## Your goal
For the entries below, report every line that includes the word "this".

## Input data

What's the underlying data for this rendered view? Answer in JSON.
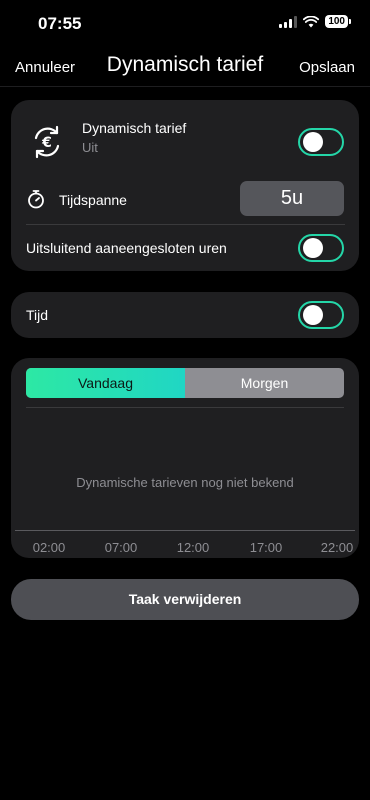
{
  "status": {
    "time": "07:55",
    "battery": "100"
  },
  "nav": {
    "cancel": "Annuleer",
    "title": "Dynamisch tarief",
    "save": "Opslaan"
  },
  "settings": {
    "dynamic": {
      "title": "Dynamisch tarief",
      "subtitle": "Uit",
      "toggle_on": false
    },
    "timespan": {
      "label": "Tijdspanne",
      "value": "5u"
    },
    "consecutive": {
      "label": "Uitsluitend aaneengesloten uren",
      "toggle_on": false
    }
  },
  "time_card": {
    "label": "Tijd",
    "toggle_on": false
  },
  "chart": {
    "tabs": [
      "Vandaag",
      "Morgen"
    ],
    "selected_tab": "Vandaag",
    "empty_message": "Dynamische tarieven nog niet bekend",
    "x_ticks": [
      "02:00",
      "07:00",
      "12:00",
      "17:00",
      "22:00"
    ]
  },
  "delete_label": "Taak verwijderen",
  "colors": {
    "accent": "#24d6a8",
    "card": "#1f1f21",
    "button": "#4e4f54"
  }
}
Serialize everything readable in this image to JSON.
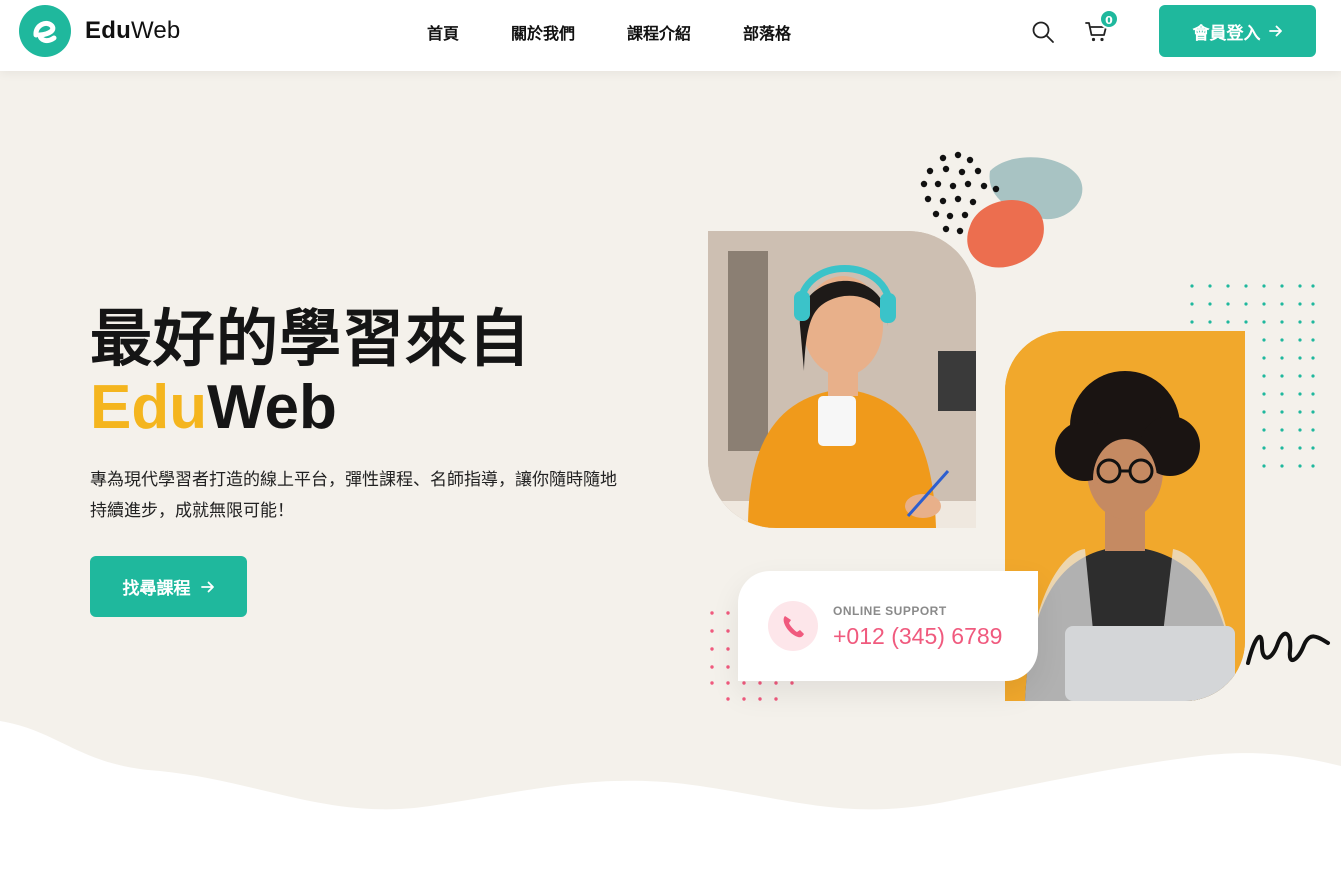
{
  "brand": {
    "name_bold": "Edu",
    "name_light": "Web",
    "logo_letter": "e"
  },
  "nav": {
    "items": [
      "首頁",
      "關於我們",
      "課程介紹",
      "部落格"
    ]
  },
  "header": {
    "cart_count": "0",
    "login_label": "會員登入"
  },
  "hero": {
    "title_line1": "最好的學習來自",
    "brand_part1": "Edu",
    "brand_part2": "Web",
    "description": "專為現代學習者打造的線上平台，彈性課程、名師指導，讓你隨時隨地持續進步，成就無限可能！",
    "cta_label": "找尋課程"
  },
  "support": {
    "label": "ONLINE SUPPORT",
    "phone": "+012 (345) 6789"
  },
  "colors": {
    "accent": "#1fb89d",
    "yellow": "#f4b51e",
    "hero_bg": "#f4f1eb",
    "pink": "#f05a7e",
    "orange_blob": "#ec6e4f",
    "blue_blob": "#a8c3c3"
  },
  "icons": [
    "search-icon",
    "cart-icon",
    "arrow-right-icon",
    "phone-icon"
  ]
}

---

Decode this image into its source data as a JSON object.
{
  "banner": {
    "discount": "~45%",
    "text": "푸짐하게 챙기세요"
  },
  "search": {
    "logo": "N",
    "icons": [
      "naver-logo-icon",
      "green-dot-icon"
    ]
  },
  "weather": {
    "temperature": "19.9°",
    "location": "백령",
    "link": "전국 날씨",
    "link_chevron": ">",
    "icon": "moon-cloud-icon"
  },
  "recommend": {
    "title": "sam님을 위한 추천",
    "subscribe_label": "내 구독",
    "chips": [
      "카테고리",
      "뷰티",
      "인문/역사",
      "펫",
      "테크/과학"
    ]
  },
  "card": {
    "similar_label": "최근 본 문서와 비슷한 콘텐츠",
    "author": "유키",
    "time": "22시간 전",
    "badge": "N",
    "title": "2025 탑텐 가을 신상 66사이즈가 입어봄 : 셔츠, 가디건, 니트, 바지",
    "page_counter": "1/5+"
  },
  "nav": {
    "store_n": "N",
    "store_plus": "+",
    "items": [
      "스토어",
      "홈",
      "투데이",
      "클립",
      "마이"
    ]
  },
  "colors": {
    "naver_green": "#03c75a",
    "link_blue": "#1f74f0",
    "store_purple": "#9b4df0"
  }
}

## Exercise solution
What's the underlying data for this rendered view? Answer in JSON.
Serialize everything readable in this image to JSON.
Decode this image into its source data as a JSON object.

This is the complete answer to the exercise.